Usually, the government ensures contracts with a value of more than £10,000 are publicly advertised and given only after a competitive tender. This tendering process is a bureaucratic bi-product of the NHS’ ‘internal market’. However, the declaration of emergency measures at the wake of this pandemic ensued the government’s suspension of normal procurement measures. Although KPMG confirmed a reduced rate fee in the contract, they declined to confirm their value. The KPMG consultants embody a corrupt kind of literal and conceptual invisible hand in the frame, as the Tory party chooses their profiteering private sector-patrons, as opposed to letting their beloved free market decide. It poignantly follows the Tory party’s outsourcing logic and the parasitical relationship between this crisis and privatisation. The creation of the Nightingale emergency hospitals were a symptom of privatisation and budget cuts and yet the government’s response is to continue to privatise and outsource.Gabriel Scally, a professor of public health said that "the destruction of the infrastructure that stopped England coping with major emergencies explains why we're now seeing private companies being brought into these functions".


The invisibilisation of the KPMG contractors in the frame are part of the Tory party's attempt to render invisible the profiteering dimensions involved in the pandemic by portraying it as a national effort. It also points to a wider systemic issue as they use the crisis to push through opaque contracts to the private sector. The government has reportedly paid £1.7 billion to private companies during the crisis without competitive tender. These 400 contracts have provided services for the requiring of personal protective equipment and testing capacity. The government outsourced contracts to Deloitte (logistics of drive through test centres), G4S, Sodexo, Serco (contract tracing), Boots, and tech companies Palantir and Faculty have been running test centres. And if you haven't been reading the news recently, despite our test and trace system making virtually no difference, Serco's profits are booming and are even considering paying dividends to their shareholders.

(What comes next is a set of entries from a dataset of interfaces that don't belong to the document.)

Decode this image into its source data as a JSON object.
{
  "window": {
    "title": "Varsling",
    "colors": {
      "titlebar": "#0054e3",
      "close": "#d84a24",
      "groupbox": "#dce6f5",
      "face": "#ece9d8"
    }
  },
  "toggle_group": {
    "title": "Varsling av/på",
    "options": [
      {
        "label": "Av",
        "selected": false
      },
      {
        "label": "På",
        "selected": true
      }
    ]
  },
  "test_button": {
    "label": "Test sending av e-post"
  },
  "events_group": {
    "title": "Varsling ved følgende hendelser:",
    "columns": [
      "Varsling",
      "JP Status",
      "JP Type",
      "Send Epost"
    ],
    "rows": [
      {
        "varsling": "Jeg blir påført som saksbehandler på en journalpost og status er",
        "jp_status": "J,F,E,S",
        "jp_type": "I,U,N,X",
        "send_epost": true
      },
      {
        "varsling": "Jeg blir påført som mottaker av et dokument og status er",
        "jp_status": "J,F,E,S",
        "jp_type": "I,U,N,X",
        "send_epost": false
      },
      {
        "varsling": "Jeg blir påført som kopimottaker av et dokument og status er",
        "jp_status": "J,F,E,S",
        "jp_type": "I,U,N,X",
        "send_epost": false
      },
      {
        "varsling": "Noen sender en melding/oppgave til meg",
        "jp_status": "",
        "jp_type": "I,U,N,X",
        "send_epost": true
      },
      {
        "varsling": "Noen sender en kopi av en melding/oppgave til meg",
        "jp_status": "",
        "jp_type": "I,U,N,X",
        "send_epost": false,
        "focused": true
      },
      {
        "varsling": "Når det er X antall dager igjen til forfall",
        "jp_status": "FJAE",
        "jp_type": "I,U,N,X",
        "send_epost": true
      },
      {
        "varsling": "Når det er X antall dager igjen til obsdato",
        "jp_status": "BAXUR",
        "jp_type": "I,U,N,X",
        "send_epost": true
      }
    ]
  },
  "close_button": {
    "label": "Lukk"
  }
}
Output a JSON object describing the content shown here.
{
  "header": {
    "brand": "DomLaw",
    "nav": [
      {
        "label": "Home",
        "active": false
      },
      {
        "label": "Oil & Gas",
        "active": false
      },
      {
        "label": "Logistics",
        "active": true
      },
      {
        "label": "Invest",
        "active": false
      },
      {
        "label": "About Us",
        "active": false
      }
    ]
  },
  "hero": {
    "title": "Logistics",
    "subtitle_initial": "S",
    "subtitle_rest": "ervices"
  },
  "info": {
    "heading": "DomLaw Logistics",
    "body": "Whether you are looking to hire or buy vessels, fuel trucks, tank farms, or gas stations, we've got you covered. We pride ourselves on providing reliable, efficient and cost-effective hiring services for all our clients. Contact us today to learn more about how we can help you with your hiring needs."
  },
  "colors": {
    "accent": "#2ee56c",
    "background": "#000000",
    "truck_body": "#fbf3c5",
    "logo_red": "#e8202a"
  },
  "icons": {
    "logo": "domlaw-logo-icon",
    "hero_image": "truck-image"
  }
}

A freedom of information request by the Health Service Journal exposed that the government spent £220 million resurrecting the Nightingale hospital project, and £15 million running them throughout April. The total sum of £235 million is the equivalent of 963,116 days and nights of care in hospital; if this money had already been invested this would have provided an additional 2,640 beds in 2019 which would have allowed the NHS to enter the crisis with additional capacity and decreased a splurge of spending on temporary field hospitals.


The construction of the Nightingale field hospitals are symptomatic of years of austerity, and the time-lapse video renders invisible the deadly consequences privatisation has had on the government’s response whilst emboldening the oxymoronic slogan to "Protect the NHS".


*If you are interested in Visual Politics, read 'Sensible Politics: Visualising International Relations' by William Callahan - it's pretty damn cool.